In the end, Sheffer wanted to try to get past “analysis” of concepts, digging deeper. He took features of logical categorization and the nature of types to reflect “formal properties,” but these he regarded as ultimately “empirical” in nature, even though also “ahuman” in the sense of invariant with respect to alternative representations of the facts.15

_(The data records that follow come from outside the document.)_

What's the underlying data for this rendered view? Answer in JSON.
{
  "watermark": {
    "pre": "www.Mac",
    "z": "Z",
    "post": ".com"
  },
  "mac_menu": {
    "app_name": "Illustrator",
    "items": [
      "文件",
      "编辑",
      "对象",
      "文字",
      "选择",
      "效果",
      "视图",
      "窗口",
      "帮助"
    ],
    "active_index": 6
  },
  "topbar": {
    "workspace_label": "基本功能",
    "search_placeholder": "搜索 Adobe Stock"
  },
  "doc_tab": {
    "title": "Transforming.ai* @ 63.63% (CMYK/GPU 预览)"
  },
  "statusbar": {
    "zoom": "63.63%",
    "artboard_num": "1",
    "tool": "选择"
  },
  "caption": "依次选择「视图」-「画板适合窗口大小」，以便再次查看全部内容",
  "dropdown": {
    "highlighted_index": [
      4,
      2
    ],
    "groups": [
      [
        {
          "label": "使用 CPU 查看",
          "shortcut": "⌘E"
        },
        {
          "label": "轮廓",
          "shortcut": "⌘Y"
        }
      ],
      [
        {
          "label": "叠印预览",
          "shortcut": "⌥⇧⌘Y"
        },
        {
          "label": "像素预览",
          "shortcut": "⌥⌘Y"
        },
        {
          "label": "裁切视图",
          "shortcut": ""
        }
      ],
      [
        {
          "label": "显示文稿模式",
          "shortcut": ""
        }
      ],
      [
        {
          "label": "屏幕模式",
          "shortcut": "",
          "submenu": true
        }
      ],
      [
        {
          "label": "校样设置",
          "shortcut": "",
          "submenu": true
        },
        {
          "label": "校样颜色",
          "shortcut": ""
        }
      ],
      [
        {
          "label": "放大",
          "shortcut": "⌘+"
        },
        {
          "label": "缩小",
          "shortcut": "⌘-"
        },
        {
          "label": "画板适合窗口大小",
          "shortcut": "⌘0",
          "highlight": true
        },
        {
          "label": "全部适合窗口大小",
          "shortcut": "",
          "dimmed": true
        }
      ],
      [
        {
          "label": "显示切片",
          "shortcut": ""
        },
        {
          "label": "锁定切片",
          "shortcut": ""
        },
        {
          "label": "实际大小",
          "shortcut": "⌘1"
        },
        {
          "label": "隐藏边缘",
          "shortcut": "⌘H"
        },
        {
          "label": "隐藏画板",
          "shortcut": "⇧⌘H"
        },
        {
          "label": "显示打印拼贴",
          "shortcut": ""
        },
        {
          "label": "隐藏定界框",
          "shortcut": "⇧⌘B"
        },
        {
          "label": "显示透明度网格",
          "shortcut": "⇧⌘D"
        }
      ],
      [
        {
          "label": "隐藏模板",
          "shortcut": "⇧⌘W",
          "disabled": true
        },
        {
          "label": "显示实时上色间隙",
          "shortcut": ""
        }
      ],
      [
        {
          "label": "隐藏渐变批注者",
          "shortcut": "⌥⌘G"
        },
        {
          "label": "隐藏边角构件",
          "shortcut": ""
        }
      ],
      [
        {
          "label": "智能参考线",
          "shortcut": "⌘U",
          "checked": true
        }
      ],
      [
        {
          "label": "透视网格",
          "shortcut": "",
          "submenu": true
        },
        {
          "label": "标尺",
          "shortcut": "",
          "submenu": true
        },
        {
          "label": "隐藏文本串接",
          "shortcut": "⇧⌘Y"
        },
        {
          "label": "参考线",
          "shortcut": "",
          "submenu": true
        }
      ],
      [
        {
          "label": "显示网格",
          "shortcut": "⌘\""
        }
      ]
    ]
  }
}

On Sheffer’s view, postulates are to be tested empirically, by way of the theories whose forms they articulate. In this he follows Principia, where it is explicitly stated that the ground for holding the particular axioms of logic to be basic is their ability to comprehensively deduce mathematics -that is, the ground is in the end “inductive” (Whitehead and Russell 1925, Preface, v). Moreover, it is an “empirical” matter to determine which orders of relations are actually exhibited in reality (Whitehead and Russell 1925, Introduction, xv). In Sheffer’s generalized postulate theory is holistically beholden, even if indirectly, to physics and biology and the other sciences.16 Sheffer’s theory of postulate theory - “logic” - would be a kind of higher-order synthesis which would not be reductive due to the hierarchies and types that - wary of paradox - he knew lurked if one aimed to define one level wholly in terms of another. Sheffer lectured comprehensively on classics of philosophy of science from early on, always emphasizing the holistic role of hypothesis and revision in science, the intertwining of deduction and induction.17 Unlike Lewis - and more like Quine later on - he was a staunch aposteriorist about knowledge, even about logical and mathematical knowledge.